Citing PatentFiling datePublication dateApplicantTitle
US7950432Jun 24, 2009May 31, 2011Nike, Inc.Method of customizing an article and apparatus including an inflatable member
US8162022Apr 24, 2012Nike, Inc.Method of customizing an article and apparatus
US8293054Oct 23, 2012Nike, Inc.Method of customizing an article and apparatus
US8574387Mar 7, 2012Nov 5, 2013Nike, Inc.Protective member for graphic transfer process
US8578534Apr 25, 2011Nov 12, 2013Nike, Inc.Inflatable member
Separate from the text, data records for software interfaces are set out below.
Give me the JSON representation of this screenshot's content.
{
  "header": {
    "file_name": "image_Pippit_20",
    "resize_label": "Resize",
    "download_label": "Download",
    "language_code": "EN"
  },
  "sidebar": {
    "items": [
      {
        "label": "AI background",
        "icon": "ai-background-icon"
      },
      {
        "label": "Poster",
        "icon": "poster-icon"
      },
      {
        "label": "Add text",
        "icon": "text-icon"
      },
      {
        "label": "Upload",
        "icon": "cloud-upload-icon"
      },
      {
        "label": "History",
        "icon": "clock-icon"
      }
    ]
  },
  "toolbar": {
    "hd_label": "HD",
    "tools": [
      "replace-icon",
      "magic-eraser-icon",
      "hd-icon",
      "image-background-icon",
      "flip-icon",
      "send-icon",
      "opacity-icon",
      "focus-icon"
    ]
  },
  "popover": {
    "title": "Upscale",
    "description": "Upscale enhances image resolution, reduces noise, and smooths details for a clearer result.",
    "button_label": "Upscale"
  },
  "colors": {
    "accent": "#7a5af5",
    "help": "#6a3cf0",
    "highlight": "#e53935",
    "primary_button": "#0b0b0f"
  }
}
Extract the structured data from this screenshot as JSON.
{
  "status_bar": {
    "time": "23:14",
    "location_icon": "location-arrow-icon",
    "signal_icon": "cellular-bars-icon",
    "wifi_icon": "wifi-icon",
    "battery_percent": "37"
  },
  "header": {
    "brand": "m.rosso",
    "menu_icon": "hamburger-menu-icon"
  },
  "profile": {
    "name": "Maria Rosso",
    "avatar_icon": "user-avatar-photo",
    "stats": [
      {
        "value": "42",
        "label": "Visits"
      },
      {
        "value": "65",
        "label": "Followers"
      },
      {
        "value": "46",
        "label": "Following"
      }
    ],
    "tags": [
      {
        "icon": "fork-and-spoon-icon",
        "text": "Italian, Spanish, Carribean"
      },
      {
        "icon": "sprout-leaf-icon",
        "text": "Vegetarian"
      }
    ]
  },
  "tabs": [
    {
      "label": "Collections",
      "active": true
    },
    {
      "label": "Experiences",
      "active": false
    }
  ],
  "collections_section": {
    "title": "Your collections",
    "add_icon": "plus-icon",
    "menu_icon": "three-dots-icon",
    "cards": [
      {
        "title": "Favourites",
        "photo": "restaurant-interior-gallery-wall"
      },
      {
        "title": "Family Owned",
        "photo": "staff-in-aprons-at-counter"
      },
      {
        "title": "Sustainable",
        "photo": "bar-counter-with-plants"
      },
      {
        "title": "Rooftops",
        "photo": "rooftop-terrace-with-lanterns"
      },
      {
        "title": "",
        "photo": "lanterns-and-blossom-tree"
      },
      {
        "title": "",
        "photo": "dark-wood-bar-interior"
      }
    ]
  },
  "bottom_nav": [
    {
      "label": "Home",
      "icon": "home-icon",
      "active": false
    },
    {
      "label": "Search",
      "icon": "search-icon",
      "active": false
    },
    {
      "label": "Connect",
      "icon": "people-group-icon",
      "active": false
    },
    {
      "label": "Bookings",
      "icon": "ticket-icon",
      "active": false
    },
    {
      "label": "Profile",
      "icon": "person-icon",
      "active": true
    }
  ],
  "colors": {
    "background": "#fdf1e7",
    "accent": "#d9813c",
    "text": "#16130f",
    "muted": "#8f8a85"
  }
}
US8851135Sep 19, 2012Oct 7, 2014Nike, Inc.Method of customizing an article and apparatus
US8961723Apr 11, 2011Feb 24, 2015Nike, Inc.Method of customizing an article and apparatus including an inflatable member
US9107479Apr 8, 2013Aug 18, 2015Nike, Inc.Adjustable last
US9120296Sep 8, 2014Sep 1, 2015Nike, Inc.Method of customizing an article and apparatus
US9259903Sep 27, 2013Feb 16, 2016Nike, Inc.Protective member for graphic transfer process
US9277786Sep 20, 2013Mar 8, 2016Nike, Inc.Method of using an inflatable member to customize an article
US20090031507 *Aug 1, 2008Feb 5, 2009Mcchesney Amy MichelleShoe Insert
US20100326591 *Jun 24, 2009Dec 30, 2010Nike, Inc.Method of customizing an article and apparatus including an inflatable member
US20140209770 *Jul 1, 2011Jul 31, 2014Pascual Jesús Amorós CanoFootwear supporting device
WO2011055162A1 *Nov 5, 2009May 12, 2011Benavides Cano Carlos F JavierArticulated last for integral footwear maintenance
Classifications
U.S. Classification12/128.00H, 12/117.4
International ClassificationA61N1/05, A43D3/14, A43D3/04
Cooperative ClassificationA43D3/04, A43D3/1433
European ClassificationA43D3/04, A43D3/14E